South Carolina has seen more pedestrian fatalities this year instead of usual.
According to the South Carolina Highway Patrol, one out of every five traffic deaths so far this year has been a pedestrian.
“Nighttime, that’s where we’re seeing most of these crashes with pedestrian,” Cpl. Sonny Collins said. “So we want to make sure you understand as a pedestrian you have to walk on the shoulder or on the sidewalk, you cannot walk in the roadway.”
According to the South Carolina Department of Public Safety, pedestrian deaths in the state increased 60 percent between 2013 and 2017.

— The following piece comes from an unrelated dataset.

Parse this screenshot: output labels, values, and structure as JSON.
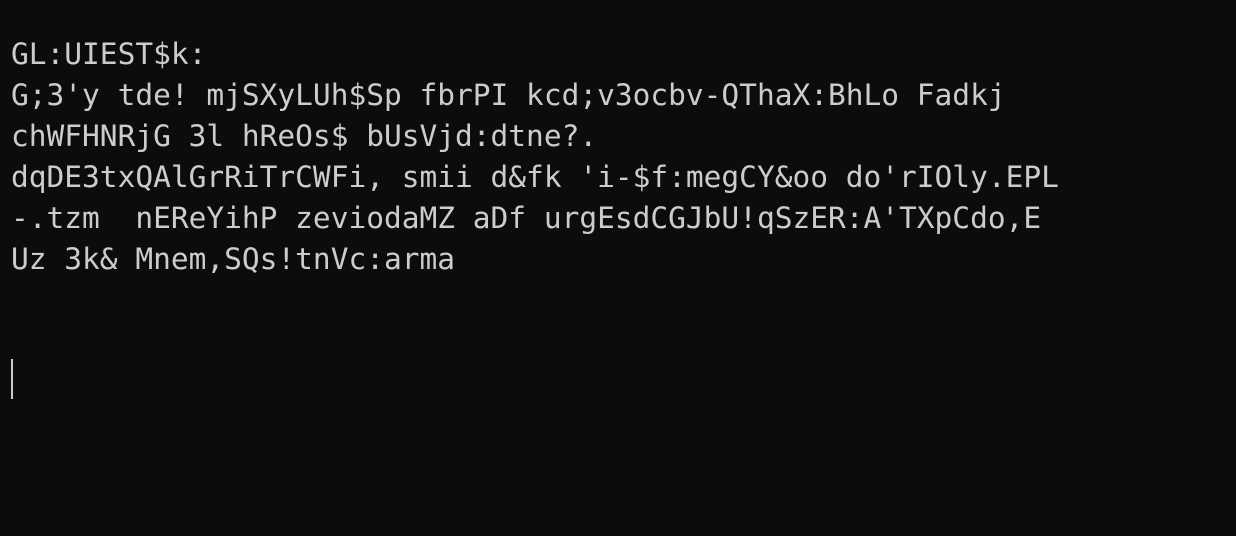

So far this year, 48 people died in crashes in the state. Ten of those 48 were pedestrians.
“There’s so many variables that play into this,” Collins said. “It’s just really all we can do at this point is educate the pedestrians as they’re walking up and down the road and also educating drivers on the dangers of being out there.”
Rachel King, 28, was hit and killed on the side of Peachtree Road in Socastee when she was walking late at night in August 2018. Her body was not found until six days later.
Up and down Peachtree Road there is a very narrow shoulder and no pedestrian sidewalks.
Rachel’s mother, Terri Goodrich-Gay, said more needs to be done to prevent tragedies like what happened to her daughter from happening again.
Rachel’s body was found less than a couple miles away from where Vincent Padgett, 18, was also hit and killed in 2008.
“It just absolutely makes you nervous,” Goodrich-Gay said. “And it’s not just here on Peachtree Road, we have many roads in South Carolina that are like this.”
Goodrich said there is nothing she can do to bring her daughter back, but she still wants change.
She told News13 she’d like to see more lights and also a walking pathway put up along the road.
“In memory of Rachel, I’d like it to be called Rachel’s Way,” she said about the path.
No charges were filed in the death of Rachel King, who was a mother of four. A driver came forward shortly after the crash, which authorities ruled an accident.
A spokesperson for SCDOT said in August that some roads like Peachtree have narrow shoulders and that nothing is in the works to update the road.
According to the Department of Public Safety, 58 collisions were reported on Peachtree Road between 2007 and 2017. Two of those crashes were deadly and 22 left someone injured.
SCHP encourages pedestrians to wear bright and, if possible, reflective clothing.
A driver can see someone in reflective clothing from 500 feet away, compared to someone wearing red who can been seen 80 feet away or someone wearing white who can be seen from 180 feet, according to SCHP.
A vehicle moving at 60 mph will travel 260 feet before coming to a stop.